For all the writers out there, here is a helpful blog post dedicated to helping you to write the best quality stories. The post “Why Your Novel Characters Need Real Flaws” describes a way to enhance your novel characters and make them more realistic.
The post begins by addressing the definition of real flaws in characters. You’re attempting to make real people out of your imagination and addressing the personality of the characters.
“It’s a flaw that affects those around your character in a significant way, a weakness with serious consequences, not just angst or temporary hurt feelings.”
When you realize a character is forming in your mind, usually it takes a life of its own rather quickly. Filling out a character sheet helps you to figure out the finer points of who a character is, but it takes a lot of time to develop flaws in characters. Unless it’s a villain, we don’t want our characters to have things wrong with them. We want them to be good and overcome their flaws without too many obstacles. We don’t want them to have negative personality traits that make them unlikable. When you allow your character to do bad things, the reader doesn’t necessarily agree and want to continue reading. You’re faced with the task to either be true to the story (what the character wants to do) and making the reader happy. Ideally, you want to achieve both, which creates a good story from good writing.

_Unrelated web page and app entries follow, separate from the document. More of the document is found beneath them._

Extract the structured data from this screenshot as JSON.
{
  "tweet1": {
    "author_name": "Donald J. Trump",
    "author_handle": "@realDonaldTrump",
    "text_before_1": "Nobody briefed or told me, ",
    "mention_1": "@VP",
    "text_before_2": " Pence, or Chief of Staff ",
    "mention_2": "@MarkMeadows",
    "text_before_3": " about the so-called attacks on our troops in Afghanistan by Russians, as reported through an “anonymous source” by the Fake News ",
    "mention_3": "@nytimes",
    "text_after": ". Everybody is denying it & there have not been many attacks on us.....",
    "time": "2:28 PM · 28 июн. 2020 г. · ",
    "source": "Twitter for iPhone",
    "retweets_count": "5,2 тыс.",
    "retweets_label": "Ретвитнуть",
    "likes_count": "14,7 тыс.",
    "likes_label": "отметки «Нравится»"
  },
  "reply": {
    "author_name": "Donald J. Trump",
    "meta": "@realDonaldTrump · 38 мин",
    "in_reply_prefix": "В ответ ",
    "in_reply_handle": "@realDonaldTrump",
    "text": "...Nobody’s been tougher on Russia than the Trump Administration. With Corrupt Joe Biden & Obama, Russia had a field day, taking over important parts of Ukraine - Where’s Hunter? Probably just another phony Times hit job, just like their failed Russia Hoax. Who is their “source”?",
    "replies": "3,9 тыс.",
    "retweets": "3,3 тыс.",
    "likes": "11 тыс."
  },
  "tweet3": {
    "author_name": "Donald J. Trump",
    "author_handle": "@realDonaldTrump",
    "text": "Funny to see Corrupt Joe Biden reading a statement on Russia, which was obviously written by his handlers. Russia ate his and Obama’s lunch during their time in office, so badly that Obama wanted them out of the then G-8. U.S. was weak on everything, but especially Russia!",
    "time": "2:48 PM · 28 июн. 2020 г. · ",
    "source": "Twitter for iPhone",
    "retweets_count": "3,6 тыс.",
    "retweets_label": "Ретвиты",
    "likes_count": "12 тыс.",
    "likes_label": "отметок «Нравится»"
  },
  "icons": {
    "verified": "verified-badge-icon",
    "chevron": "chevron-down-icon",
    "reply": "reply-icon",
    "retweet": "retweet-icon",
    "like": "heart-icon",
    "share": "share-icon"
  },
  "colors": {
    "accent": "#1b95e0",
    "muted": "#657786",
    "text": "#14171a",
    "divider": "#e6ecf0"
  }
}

Sometimes it helps to have someone show you what makes a good character. By reading other writers, it helps you understand how they develop good characters or bad ones. If you can believe and relate to a character, it usually means that the flaws in the character are realistically written. The post goes on to explain the difference between cosmetic flaws (that writers tend to write) and real flaws that make characters like real people.
Every cosmetic flaw is a victimless half of the real flaw it replaces. Here are two examples:
Cosmetic character flaw: Insecurity. Its real counterpart: envy and sabotage
Cosmetic character flaw: Fearfulness. Its real counterpart: disloyalty under pressure
The cosmetic flaws are petty things. Things that writers think will give the character a realistic personality, but it actually creates an illusion of real flaws. Being “politically correct” or “sugar-coating” the problem masks what is really underneath. They might seem like a nice way to put a flaw so that it doesn’t hurt the reader, but it doesn’t make the character more realistic. The writer is playing God and sticking a mask on the character that wasn’t supposed to be there.
The question the writer of the blog poses is which flaws create good writing. If you want to write fiction that doesn’t affect its readers, write with cosmetic flaws. If you want your writing to create a reaction from the readers that changes their lives, you use real flaws. To put it simply, real is better than fake. Fiction may be created from the imagination, but it comes from the truth of the world around us. We need to tap into the emotions and basics of truth to build the story on. If we use characters that the reader feels are real, the fictional parts of the story are handled with ease.
I immediately felt a need to assess my characters after reading this post and it ultimately changed my mind on character development. I knew that I needed to work on the flaws of a character so the reader accepts my stories better. I was able to focus on what I thought the flaws were in my main character, and change it to create a person rather than just a flat character.
What struggles do you have with characters? Is it in their flaws or in their actions?